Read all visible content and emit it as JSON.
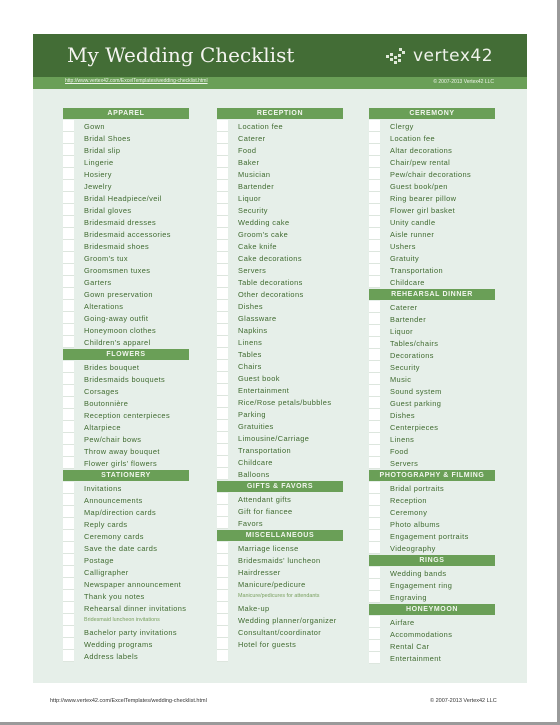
{
  "header": {
    "title": "My Wedding Checklist",
    "logo_text": "vertex42",
    "logo_icon": "vertex42-logo-icon",
    "url": "http://www.vertex42.com/ExcelTemplates/wedding-checklist.html",
    "copyright": "© 2007-2013 Vertex42 LLC"
  },
  "colors": {
    "header_dark": "#436d36",
    "accent_green": "#6a9f57",
    "sheet_bg": "#e6efe9",
    "item_text": "#3f6a2f"
  },
  "columns": [
    {
      "sections": [
        {
          "title": "APPAREL",
          "items": [
            "Gown",
            "Bridal Shoes",
            "Bridal slip",
            "Lingerie",
            "Hosiery",
            "Jewelry",
            "Bridal Headpiece/veil",
            "Bridal gloves",
            "Bridesmaid dresses",
            "Bridesmaid accessories",
            "Bridesmaid shoes",
            "Groom's tux",
            "Groomsmen tuxes",
            "Garters",
            "Gown preservation",
            "Alterations",
            "Going-away outfit",
            "Honeymoon clothes",
            "Children's apparel"
          ]
        },
        {
          "title": "FLOWERS",
          "items": [
            "Brides bouquet",
            "Bridesmaids bouquets",
            "Corsages",
            "Boutonnière",
            "Reception centerpieces",
            "Altarpiece",
            "Pew/chair bows",
            "Throw away bouquet",
            "Flower girls' flowers"
          ]
        },
        {
          "title": "STATIONERY",
          "items": [
            "Invitations",
            "Announcements",
            "Map/direction cards",
            "Reply cards",
            "Ceremony cards",
            "Save the date cards",
            "Postage",
            "Calligrapher",
            "Newspaper announcement",
            "Thank you notes",
            "Rehearsal dinner invitations",
            "Bridesmaid luncheon invitations",
            "Bachelor party invitations",
            "Wedding programs",
            "Address labels"
          ]
        }
      ]
    },
    {
      "sections": [
        {
          "title": "RECEPTION",
          "items": [
            "Location fee",
            "Caterer",
            "Food",
            "Baker",
            "Musician",
            "Bartender",
            "Liquor",
            "Security",
            "Wedding cake",
            "Groom's cake",
            "Cake knife",
            "Cake decorations",
            "Servers",
            "Table decorations",
            "Other decorations",
            "Dishes",
            "Glassware",
            "Napkins",
            "Linens",
            "Tables",
            "Chairs",
            "Guest book",
            "Entertainment",
            "Rice/Rose petals/bubbles",
            "Parking",
            "Gratuities",
            "Limousine/Carriage",
            "Transportation",
            "Childcare",
            "Balloons"
          ]
        },
        {
          "title": "GIFTS & FAVORS",
          "items": [
            "Attendant gifts",
            "Gift for fiancee",
            "Favors"
          ]
        },
        {
          "title": "MISCELLANEOUS",
          "items": [
            "Marriage license",
            "Bridesmaids' luncheon",
            "Hairdresser",
            "Manicure/pedicure",
            "Manicure/pedicures for attendants",
            "Make-up",
            "Wedding planner/organizer",
            "Consultant/coordinator",
            "Hotel for guests",
            ""
          ]
        }
      ]
    },
    {
      "sections": [
        {
          "title": "CEREMONY",
          "items": [
            "Clergy",
            "Location fee",
            "Altar decorations",
            "Chair/pew rental",
            "Pew/chair decorations",
            "Guest book/pen",
            "Ring bearer pillow",
            "Flower girl basket",
            "Unity candle",
            "Aisle runner",
            "Ushers",
            "Gratuity",
            "Transportation",
            "Childcare"
          ]
        },
        {
          "title": "REHEARSAL DINNER",
          "items": [
            "Caterer",
            "Bartender",
            "Liquor",
            "Tables/chairs",
            "Decorations",
            "Security",
            "Music",
            "Sound system",
            "Guest parking",
            "Dishes",
            "Centerpieces",
            "Linens",
            "Food",
            "Servers"
          ]
        },
        {
          "title": "PHOTOGRAPHY & FILMING",
          "items": [
            "Bridal portraits",
            "Reception",
            "Ceremony",
            "Photo albums",
            "Engagement portraits",
            "Videography"
          ]
        },
        {
          "title": "RINGS",
          "items": [
            "Wedding bands",
            "Engagement ring",
            "Engraving"
          ]
        },
        {
          "title": "HONEYMOON",
          "items": [
            "Airfare",
            "Accommodations",
            "Rental Car",
            "Entertainment"
          ]
        }
      ]
    }
  ],
  "footer": {
    "url": "http://www.vertex42.com/ExcelTemplates/wedding-checklist.html",
    "copyright": "© 2007-2013 Vertex42 LLC"
  }
}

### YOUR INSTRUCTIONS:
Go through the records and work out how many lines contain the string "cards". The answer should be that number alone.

### WRITTEN RESPONSE:
4